Join the discussion: Click to view comments, add yours

  1. As Faith Hill and Tim McGraw come to Tampa, here's why their love fascinates and endures

    Music & Concerts

    I couldn't tell you if any of this made it to air, though, because I didn't see it on TV. I was standing a few feet away, watching Hill and McGraw cuddle live.

    LOS ANGELES, CA - JULY 14:  Faith Hill (L) and Tim McGraw perform onstage during the “Soul2Soul” World Tour at Staples Center on July 14, 2017 in Los Angeles, California.  (Photo by Kevin Winter/Getty Images)
  2. From the food editor: Five things I'm enjoying in the food world right now


    Sometimes your notebook is scribbled with little thoughts here and there, things you come across in the food world and want to share but aren't sure how or when. Well, folks, I need to get some of this off my chest. Here is a somewhat random collection of culinary things I am really enjoying right now:

    Espresso Sea Salt Cookie Sandwiches with a cooked buttercream frosting, from St. Petersburg home bakery Wandering Whisk Bakeshop. Photo by Jennifer Jacobs.
  3. Michael McDonald and Kenny Loggins: Yacht rock paradise at the Clearwater Jazz Holiday

    Music & Concerts

    Frosty wine coolers and a misty sunset sea breeze. White linen pants and a tilted captain's hat. Coconut milk and an awful lot of rum.

    Kenny Loggins performs during Little Kids Rock Benefit 2016 at Capitale on October 5, 2016 in New York City.
  4. New podcast: Songs for an '80s Halloween playlist


    It has to start with Thriller, right? No spooky song playlist from the '80s omits the Michael Jackson classic. Well, our list doesn't. (Though we do give Thriller its due.) Instead, this week's podcast aims for picking some more unusual tunes. (Okay, and a few obvious ones too.) 

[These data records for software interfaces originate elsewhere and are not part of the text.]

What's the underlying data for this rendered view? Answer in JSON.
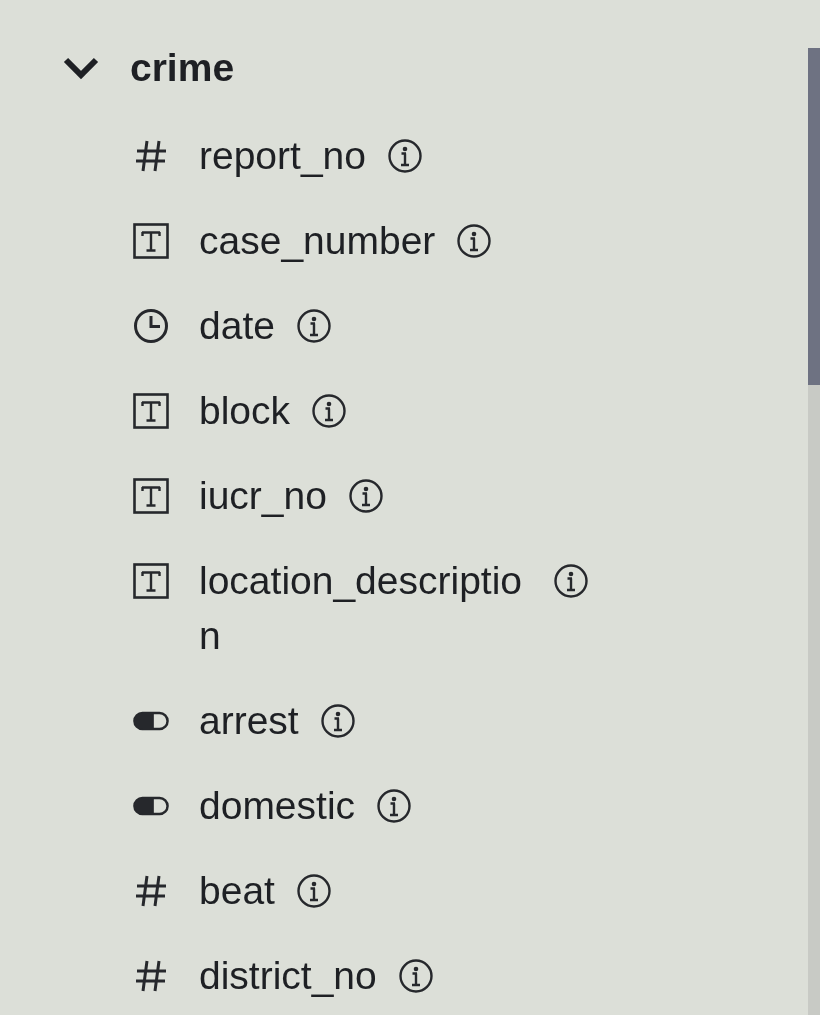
{
  "schema_tree": {
    "label": "crime",
    "expanded": true,
    "children": [
      {
        "label": "report_no",
        "kind": "number"
      },
      {
        "label": "case_number",
        "kind": "text"
      },
      {
        "label": "date",
        "kind": "datetime"
      },
      {
        "label": "block",
        "kind": "text"
      },
      {
        "label": "iucr_no",
        "kind": "text"
      },
      {
        "label": "location_description",
        "kind": "text"
      },
      {
        "label": "arrest",
        "kind": "boolean"
      },
      {
        "label": "domestic",
        "kind": "boolean"
      },
      {
        "label": "beat",
        "kind": "number"
      },
      {
        "label": "district_no",
        "kind": "number"
      }
    ]
  }
}
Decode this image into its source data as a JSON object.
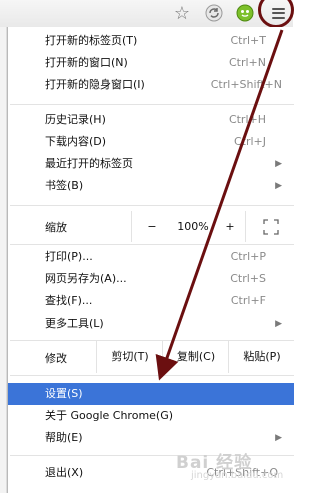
{
  "toolbar": {
    "icons": [
      "star-icon",
      "refresh-icon",
      "extension-icon",
      "menu-icon"
    ]
  },
  "menu": {
    "groups": [
      [
        {
          "label": "打开新的标签页(T)",
          "shortcut": "Ctrl+T"
        },
        {
          "label": "打开新的窗口(N)",
          "shortcut": "Ctrl+N"
        },
        {
          "label": "打开新的隐身窗口(I)",
          "shortcut": "Ctrl+Shift+N"
        }
      ],
      [
        {
          "label": "历史记录(H)",
          "shortcut": "Ctrl+H"
        },
        {
          "label": "下载内容(D)",
          "shortcut": "Ctrl+J"
        },
        {
          "label": "最近打开的标签页",
          "shortcut": ""
        },
        {
          "label": "书签(B)",
          "shortcut": ""
        }
      ]
    ],
    "zoom": {
      "label": "缩放",
      "minus": "−",
      "value": "100%",
      "plus": "+",
      "fullscreen_icon": "fullscreen-icon"
    },
    "group3": [
      {
        "label": "打印(P)...",
        "shortcut": "Ctrl+P"
      },
      {
        "label": "网页另存为(A)...",
        "shortcut": "Ctrl+S"
      },
      {
        "label": "查找(F)...",
        "shortcut": "Ctrl+F"
      },
      {
        "label": "更多工具(L)",
        "shortcut": ""
      }
    ],
    "edit": {
      "label": "修改",
      "cut": "剪切(T)",
      "copy": "复制(C)",
      "paste": "粘贴(P)"
    },
    "group4": [
      {
        "label": "设置(S)",
        "selected": true
      },
      {
        "label": "关于 Google Chrome(G)"
      },
      {
        "label": "帮助(E)"
      }
    ],
    "exit": {
      "label": "退出(X)",
      "shortcut": "Ctrl+Shift+Q"
    }
  },
  "watermark": {
    "text": "Bai 经验",
    "sub": "jingyan.baidu.com"
  },
  "colors": {
    "accent": "#3b74d8",
    "annotation": "#6b0f10"
  }
}
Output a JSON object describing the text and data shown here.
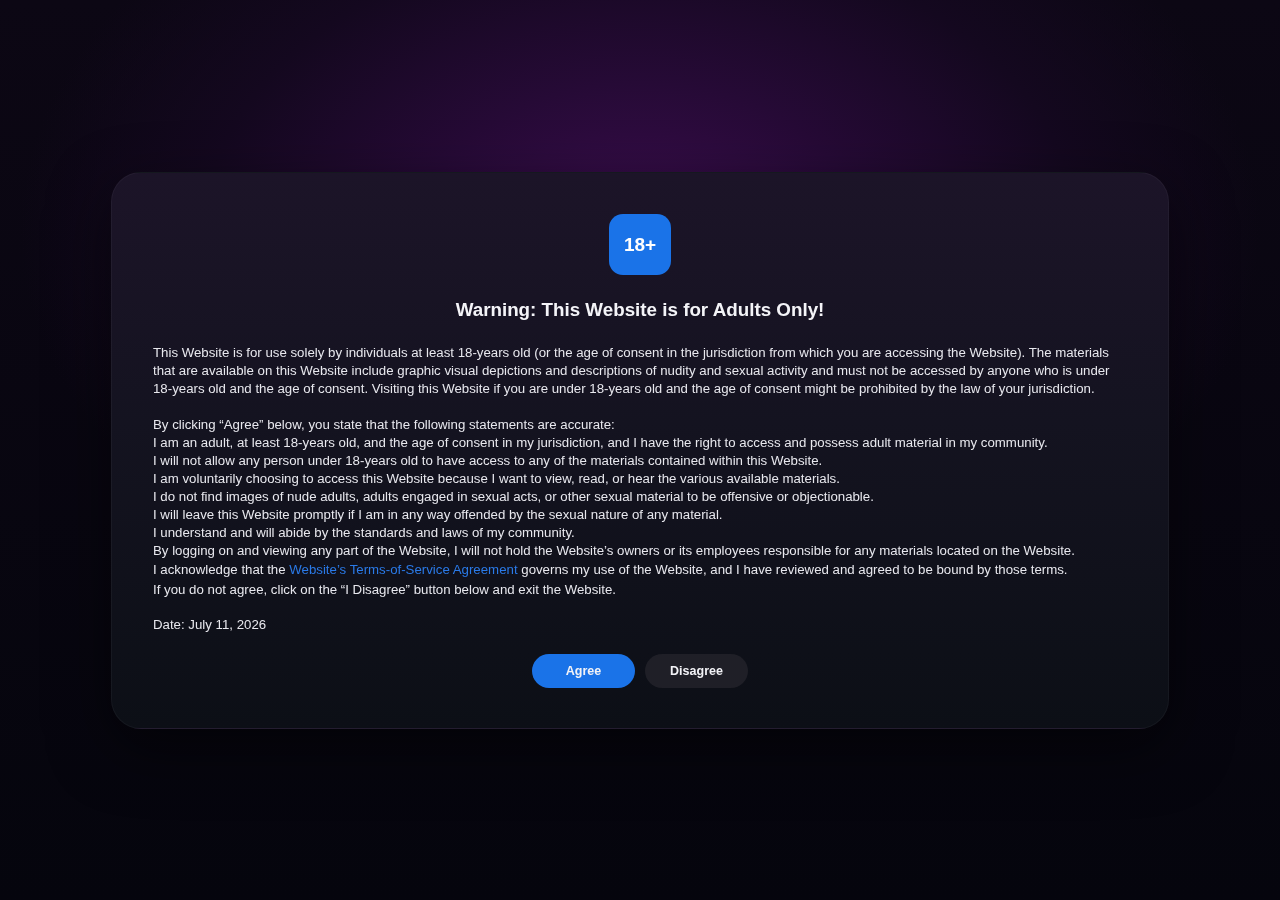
{
  "badge": {
    "text": "18+"
  },
  "title": "Warning: This Website is for Adults Only!",
  "intro": "This Website is for use solely by individuals at least 18-years old (or the age of consent in the jurisdiction from which you are accessing the Website). The materials that are available on this Website include graphic visual depictions and descriptions of nudity and sexual activity and must not be accessed by anyone who is under 18-years old and the age of consent. Visiting this Website if you are under 18-years old and the age of consent might be prohibited by the law of your jurisdiction.",
  "statements_heading": "By clicking “Agree” below, you state that the following statements are accurate:",
  "statements": [
    "I am an adult, at least 18-years old, and the age of consent in my jurisdiction, and I have the right to access and possess adult material in my community.",
    "I will not allow any person under 18-years old to have access to any of the materials contained within this Website.",
    "I am voluntarily choosing to access this Website because I want to view, read, or hear the various available materials.",
    "I do not find images of nude adults, adults engaged in sexual acts, or other sexual material to be offensive or objectionable.",
    "I will leave this Website promptly if I am in any way offended by the sexual nature of any material.",
    "I understand and will abide by the standards and laws of my community.",
    "By logging on and viewing any part of the Website, I will not hold the Website’s owners or its employees responsible for any materials located on the Website."
  ],
  "acknowledgement": {
    "before": "I acknowledge that the",
    "link": "Website’s Terms-of-Service Agreement",
    "after": "governs my use of the Website, and I have reviewed and agreed to be bound by those terms."
  },
  "exit_note": "If you do not agree, click on the “I Disagree” button below and exit the Website.",
  "date": "Date: July 11, 2026",
  "buttons": [
    {
      "label": "Agree",
      "kind": "primary"
    },
    {
      "label": "Disagree",
      "kind": "secondary"
    }
  ]
}
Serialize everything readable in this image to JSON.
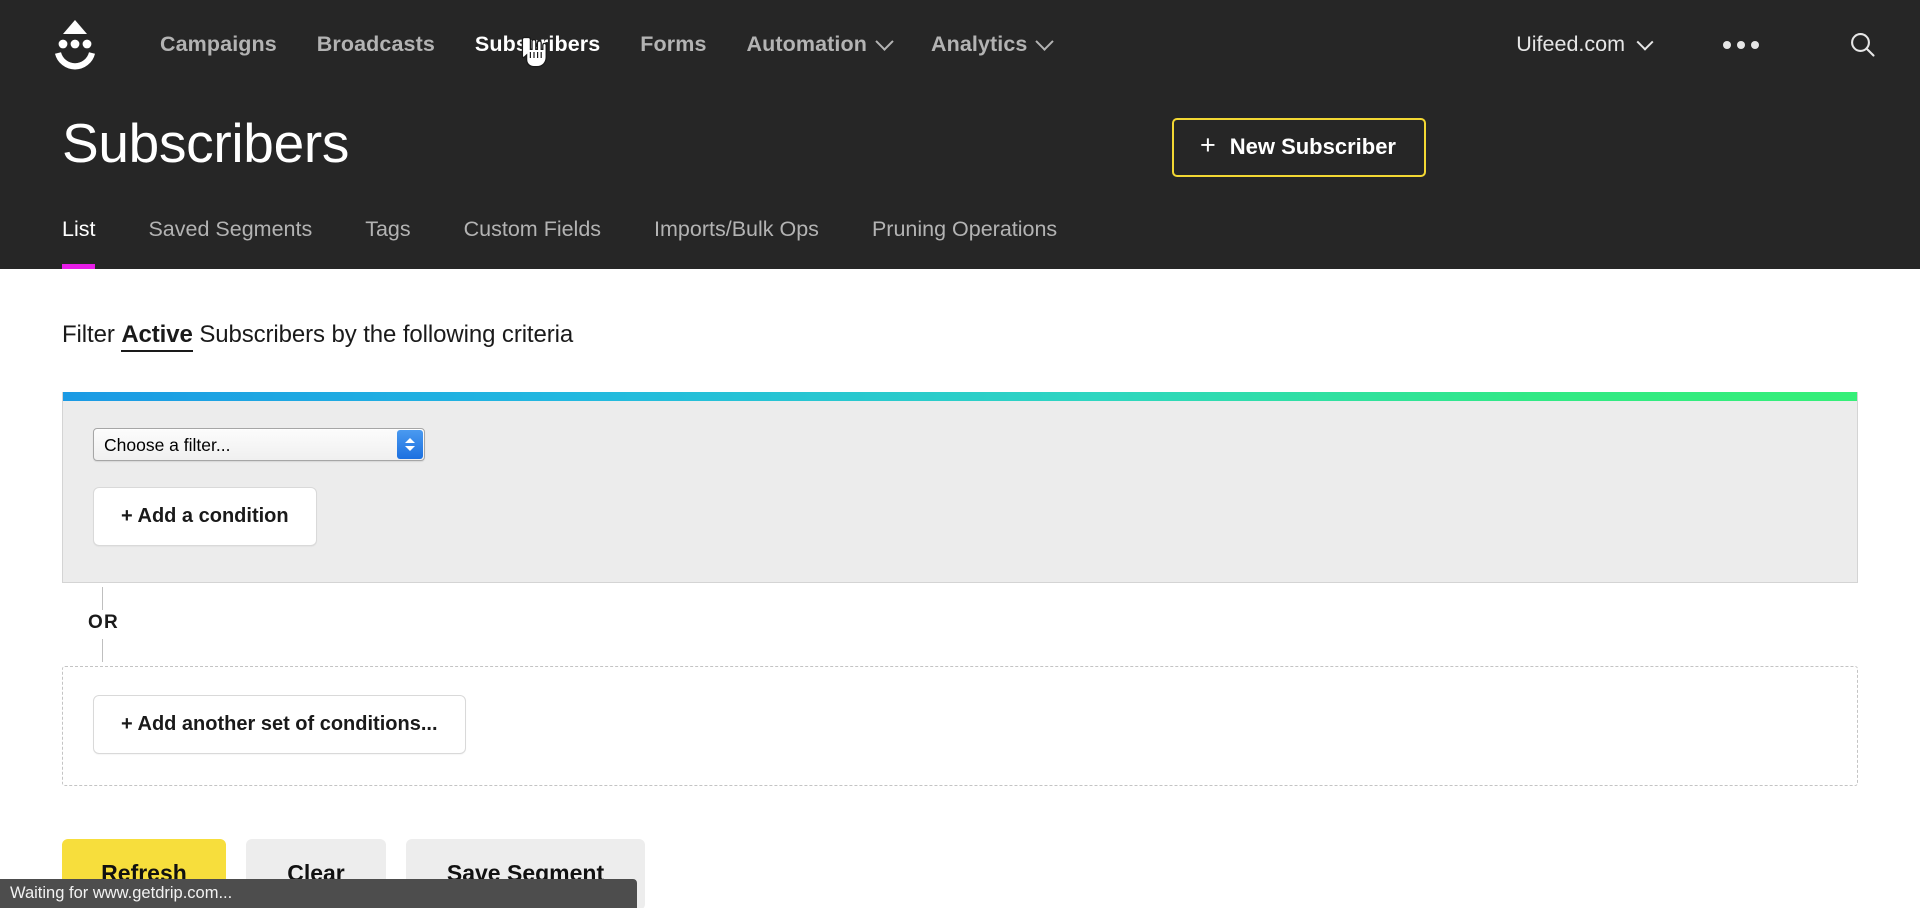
{
  "nav": {
    "logo_icon": "drip-smiley-logo",
    "links": [
      {
        "label": "Campaigns",
        "has_caret": false,
        "active": false
      },
      {
        "label": "Broadcasts",
        "has_caret": false,
        "active": false
      },
      {
        "label": "Subscribers",
        "has_caret": false,
        "active": true
      },
      {
        "label": "Forms",
        "has_caret": false,
        "active": false
      },
      {
        "label": "Automation",
        "has_caret": true,
        "active": false
      },
      {
        "label": "Analytics",
        "has_caret": true,
        "active": false
      }
    ],
    "account_label": "Uifeed.com",
    "overflow_icon": "ellipsis-icon",
    "search_icon": "search-icon"
  },
  "header": {
    "title": "Subscribers",
    "new_subscriber_button": "New Subscriber",
    "new_subscriber_plus": "+",
    "accent_border_color": "#f2d733"
  },
  "tabs": {
    "active_underline_color": "#e81ce8",
    "items": [
      {
        "label": "List",
        "active": true
      },
      {
        "label": "Saved Segments",
        "active": false
      },
      {
        "label": "Tags",
        "active": false
      },
      {
        "label": "Custom Fields",
        "active": false
      },
      {
        "label": "Imports/Bulk Ops",
        "active": false
      },
      {
        "label": "Pruning Operations",
        "active": false
      }
    ]
  },
  "filter": {
    "prefix": "Filter",
    "status_link": "Active",
    "suffix": "Subscribers by the following criteria",
    "gradient_colors": [
      "#1b9ae4",
      "#22b8e0",
      "#2ed6c0",
      "#31e985",
      "#35ef78"
    ],
    "select_value": "Choose a filter...",
    "select_options": [
      "Choose a filter..."
    ],
    "add_condition_button": "+ Add a condition",
    "or_label": "OR",
    "add_another_set_button": "+ Add another set of conditions..."
  },
  "actions": {
    "refresh": "Refresh",
    "clear": "Clear",
    "save_segment": "Save Segment",
    "refresh_color": "#f7de3c"
  },
  "statusbar": {
    "text": "Waiting for www.getdrip.com..."
  }
}
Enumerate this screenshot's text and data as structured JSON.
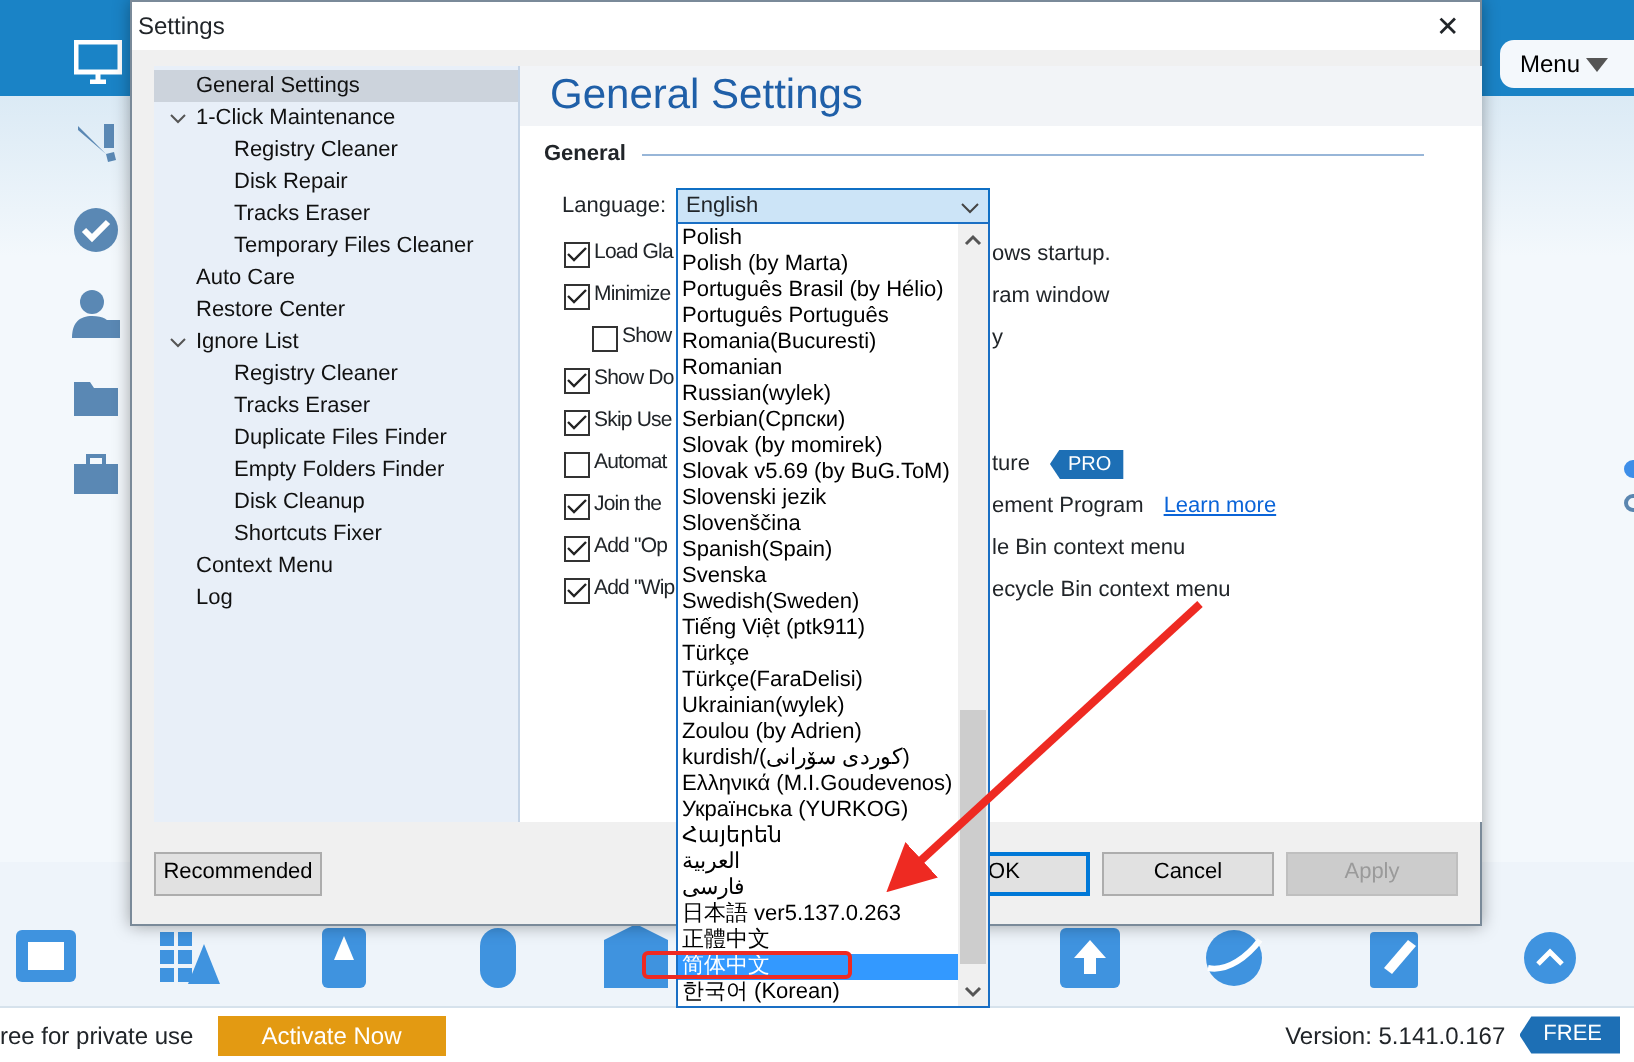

  5. We asked Neil deGrasse Tyson to rate 'space things' like 'Star Wars' vs. 'Star Trek'


    Neil deGrasse Tyson is making a habit out of visiting Tampa.

    Neil deGrasse Tyson will speak at the Straz Center for the Performing Arts on Oct. 19. [Patrick Eccelsine/FOX]